The European economic governance rules, conceived in crisis, played an important role in fiscal consolidation and economic policy coordination, but the cost was high in terms of growth and employment. The quantitative easing measures now being embarked upon by the European Central Bank need to be matched by greater political initiatives by the Member States. In the review of the Multiannual Financial Framework in 2016, there is a need to back urgent structural reforms of common EU interest with some form of fiscal capacity. A reasonable deviation from the 3% deficit parameter should be considered as a temporary exception for a given number of years and not be automatically liable to sanctions. A lack of implementation of country-specific recommendations (CSRs) could be countered by real involvement of civil society and the social partners in drawing up CSRs.
TTYPE project publishes final report for the European Commission with a set of recommendations and a high level design for a cross-border European tracking service.
The TTYPE project (Track and Trace Your Pension in Europe) handed over its report on the roadmap towards creating a general pension tracking service in Europe to the European Commission after it had been presented at a conference, organised together with the European Economic and Social Committee in Brussels. It shows that it is feasible to establish a cross-border pension tracking service to the benefit of not only mobile workers wanting to keep track of their pension entitlements but also to the benefit of pension providers who need to keep in contact with their beneficiaries. The final report from the TTYPE project gives a set of detailed recommendations on how to achieve this and what methods to use.
"Whether we are talking about combatting depopulation in rural areas, creating employment through social enterprises or focussing on community-led development, the message is the same: We need to build up local capacities, mobilise the grassroots and civil society organisations, propose innovative and integrated approaches and build up alliances. Above all, we must empower local organisations and give them ownership of the process". With these words of Mr Jahier, President of the Various Interests Group of the European Economic and Social Committee (EESC), opened the conference on 'Economic Growth and Social Progress in Rural and Urban Areas', which was organised by his group in Riga on 25 March.
Promoting the involvement of economic and social actors in development cooperation
Economic and social actors and other civil society organisations can contribute, through their expertise and involvement, to the current and future challenges of development cooperation policy and be active partners for the European Institutions in creating a more coordinated, inclusive and efficient development policy.

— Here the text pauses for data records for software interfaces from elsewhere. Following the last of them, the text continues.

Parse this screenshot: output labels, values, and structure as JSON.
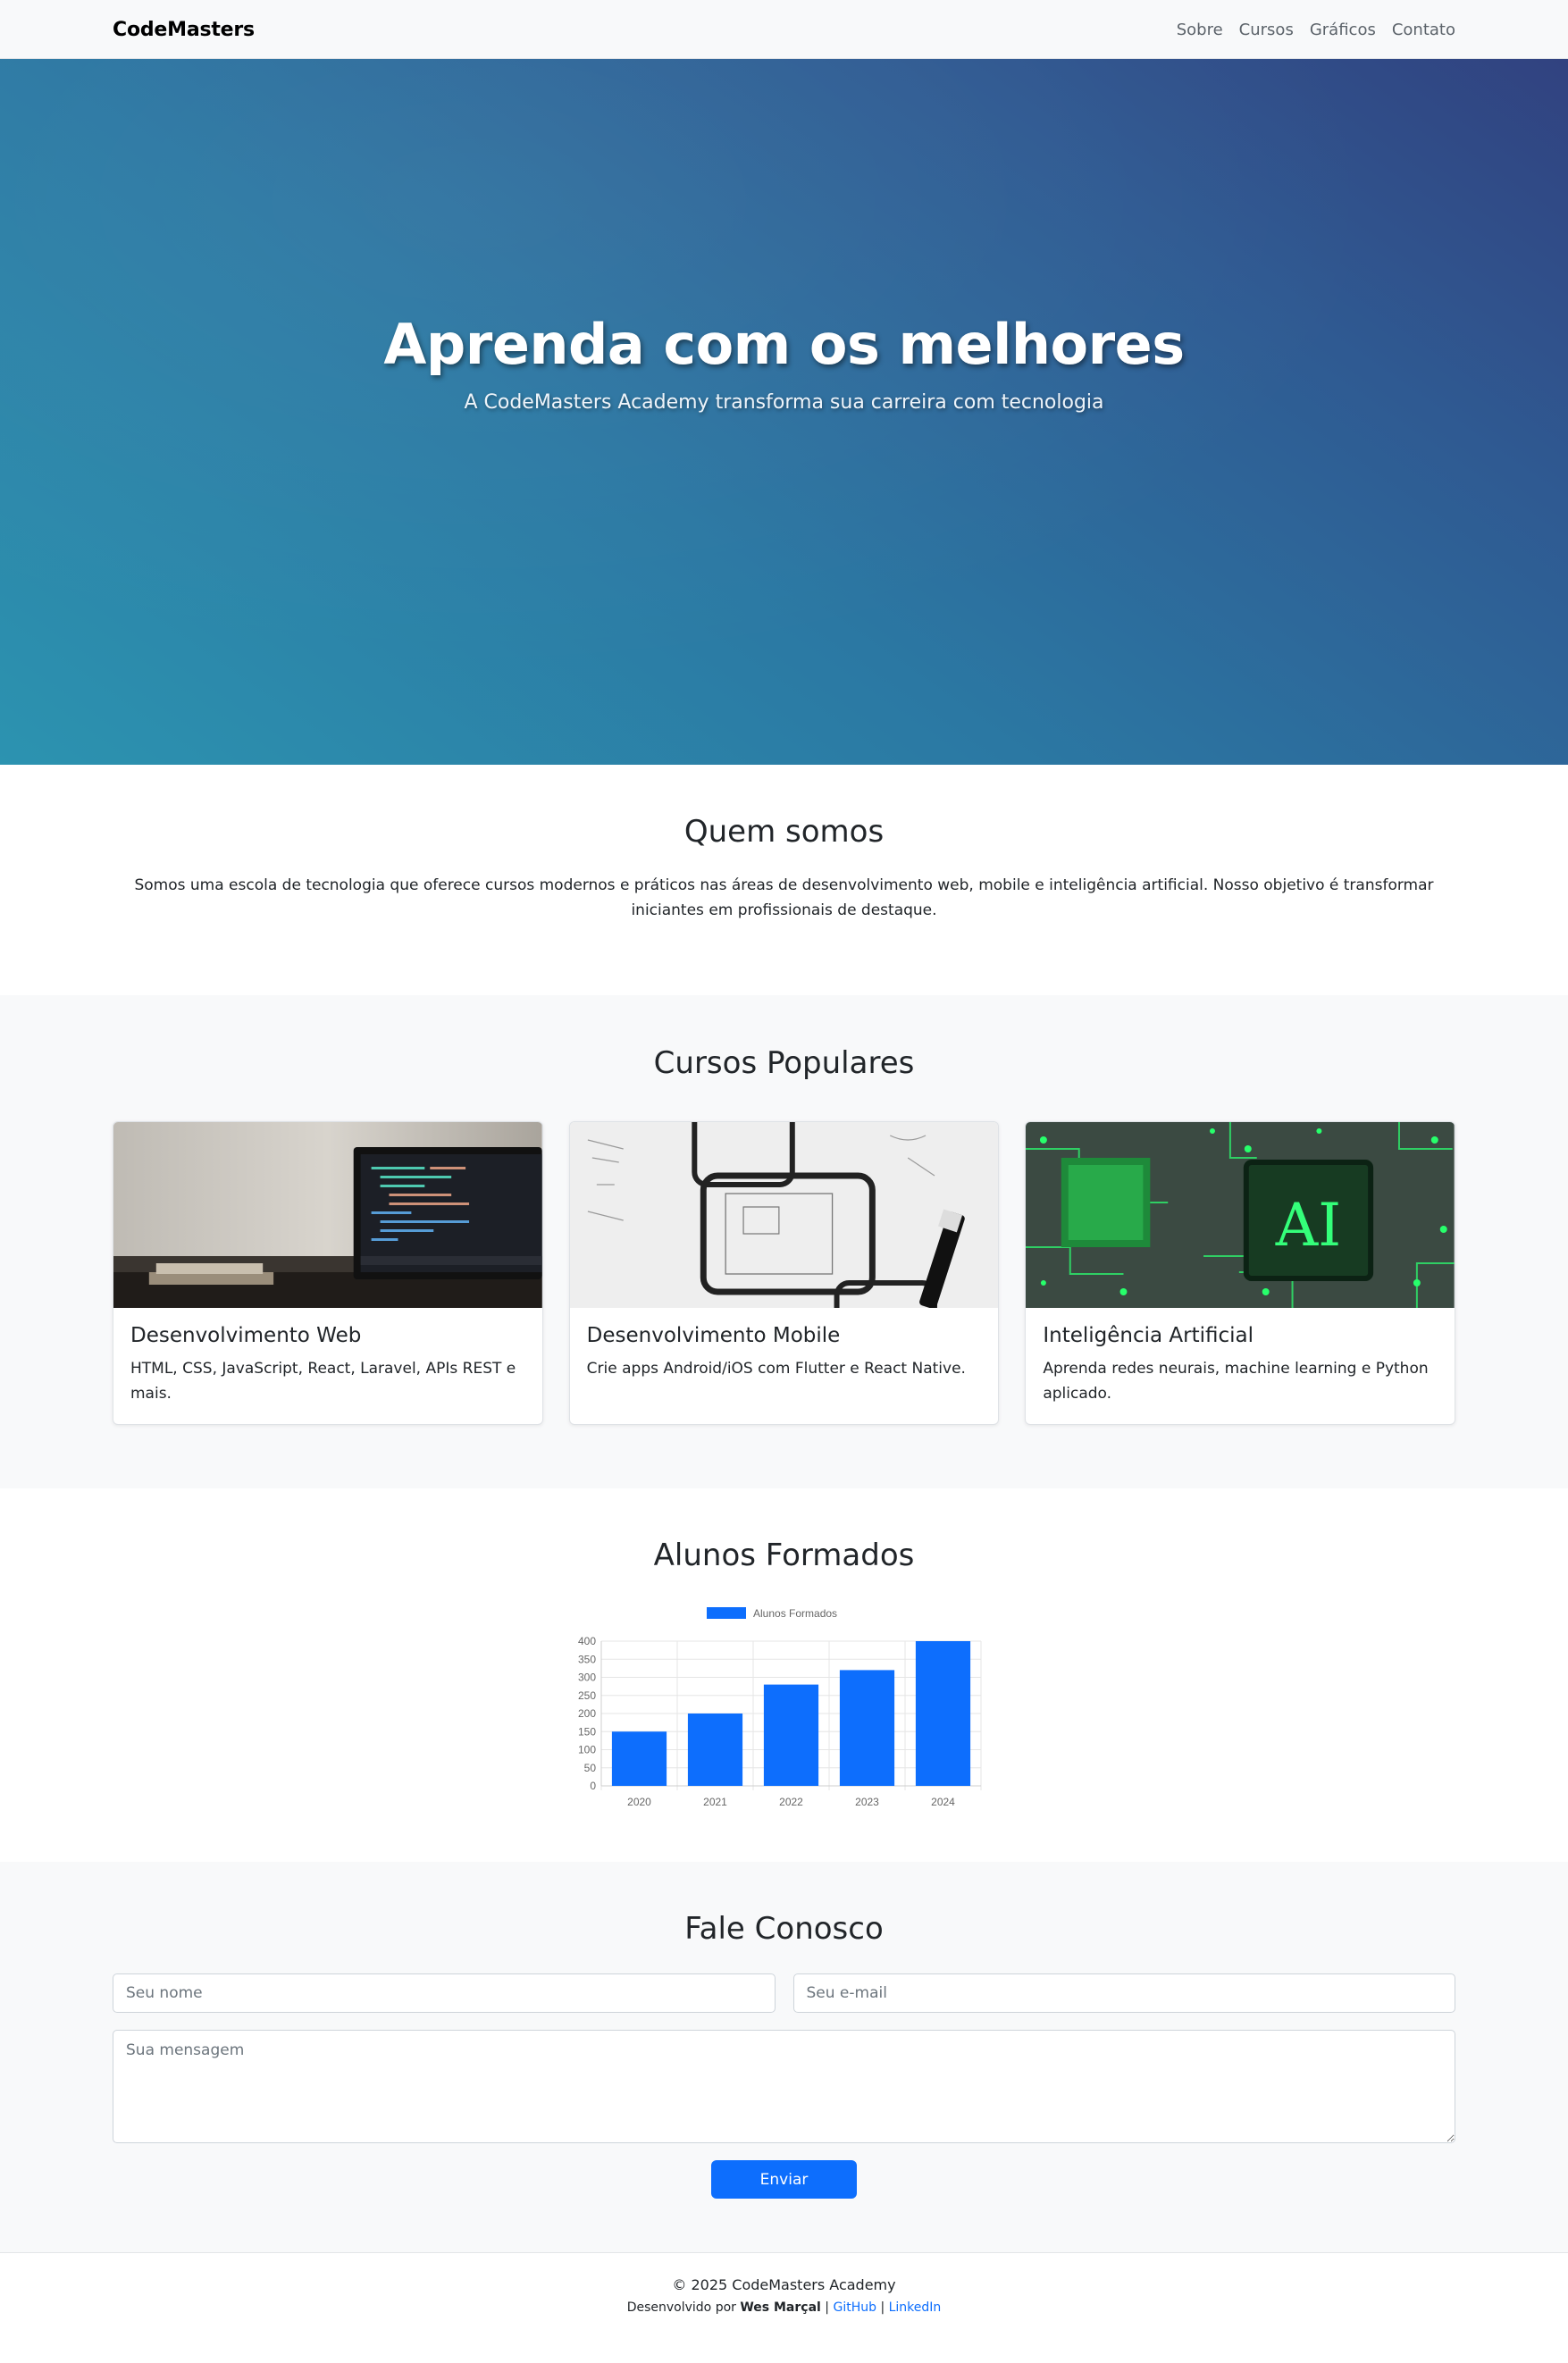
{
  "nav": {
    "brand": "CodeMasters",
    "links": [
      "Sobre",
      "Cursos",
      "Gráficos",
      "Contato"
    ]
  },
  "hero": {
    "title": "Aprenda com os melhores",
    "subtitle": "A CodeMasters Academy transforma sua carreira com tecnologia"
  },
  "about": {
    "heading": "Quem somos",
    "text": "Somos uma escola de tecnologia que oferece cursos modernos e práticos nas áreas de desenvolvimento web, mobile e inteligência artificial. Nosso objetivo é transformar iniciantes em profissionais de destaque."
  },
  "courses": {
    "heading": "Cursos Populares",
    "items": [
      {
        "title": "Desenvolvimento Web",
        "text": "HTML, CSS, JavaScript, React, Laravel, APIs REST e mais."
      },
      {
        "title": "Desenvolvimento Mobile",
        "text": "Crie apps Android/iOS com Flutter e React Native."
      },
      {
        "title": "Inteligência Artificial",
        "text": "Aprenda redes neurais, machine learning e Python aplicado."
      }
    ],
    "ai_image_text": "AI"
  },
  "chart_section": {
    "heading": "Alunos Formados"
  },
  "chart_data": {
    "type": "bar",
    "categories": [
      "2020",
      "2021",
      "2022",
      "2023",
      "2024"
    ],
    "series": [
      {
        "name": "Alunos Formados",
        "values": [
          150,
          200,
          280,
          320,
          400
        ],
        "color": "#0d6efd"
      }
    ],
    "yticks": [
      0,
      50,
      100,
      150,
      200,
      250,
      300,
      350,
      400
    ],
    "ylim": [
      0,
      400
    ],
    "grid": true,
    "legend": "top"
  },
  "contact": {
    "heading": "Fale Conosco",
    "name_placeholder": "Seu nome",
    "email_placeholder": "Seu e-mail",
    "message_placeholder": "Sua mensagem",
    "submit_label": "Enviar"
  },
  "footer": {
    "copyright": "© 2025 CodeMasters Academy",
    "credit_prefix": "Desenvolvido por",
    "author": "Wes Marçal",
    "sep": "|",
    "github": "GitHub",
    "linkedin": "LinkedIn"
  },
  "colors": {
    "primary": "#0d6efd",
    "hero_gradient_start": "#2c93b0",
    "hero_gradient_end": "#314280",
    "section_alt_bg": "#f8f9fa"
  }
}
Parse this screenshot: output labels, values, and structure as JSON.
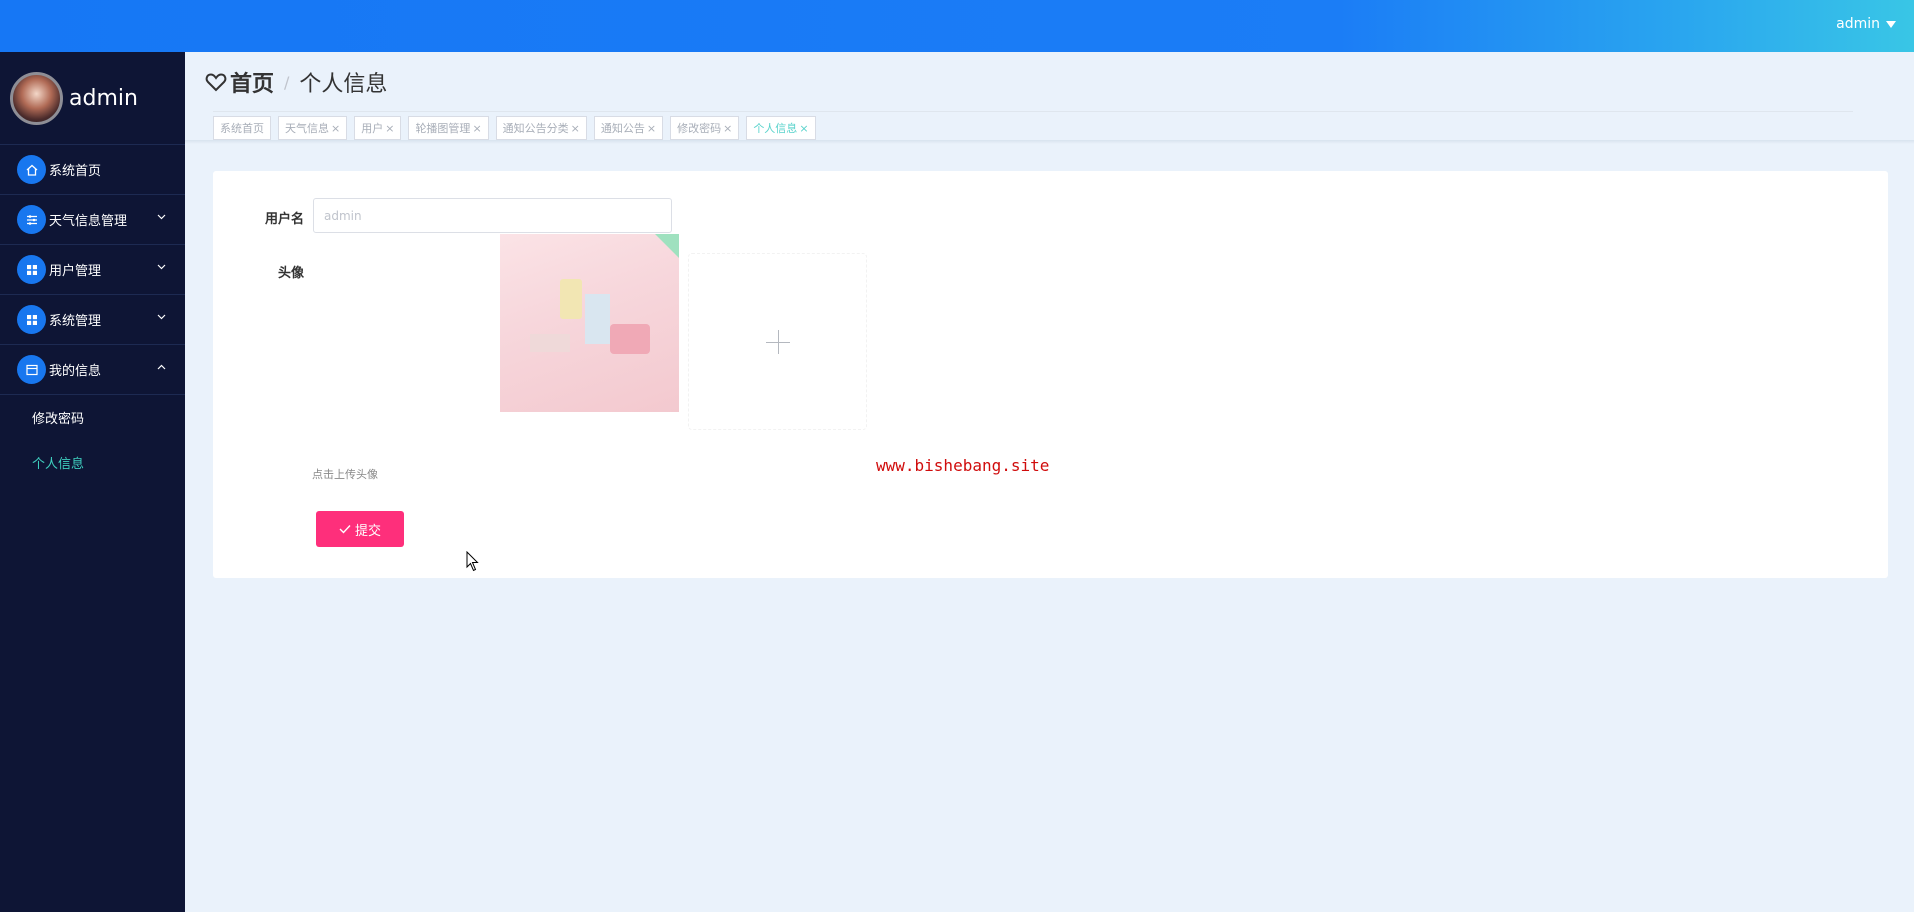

IN THIS ISSUE: President Jean-Claude Juncker at the EESC plenary session: the European Commission and the EESC, working hand in hand to deliver solutions for Europe; Time for action - reviewed 2020 strategy needs to be implemented; Cooperative and savings banks: another essential way of doing business; Good farming – good environment – good food – good health – good life.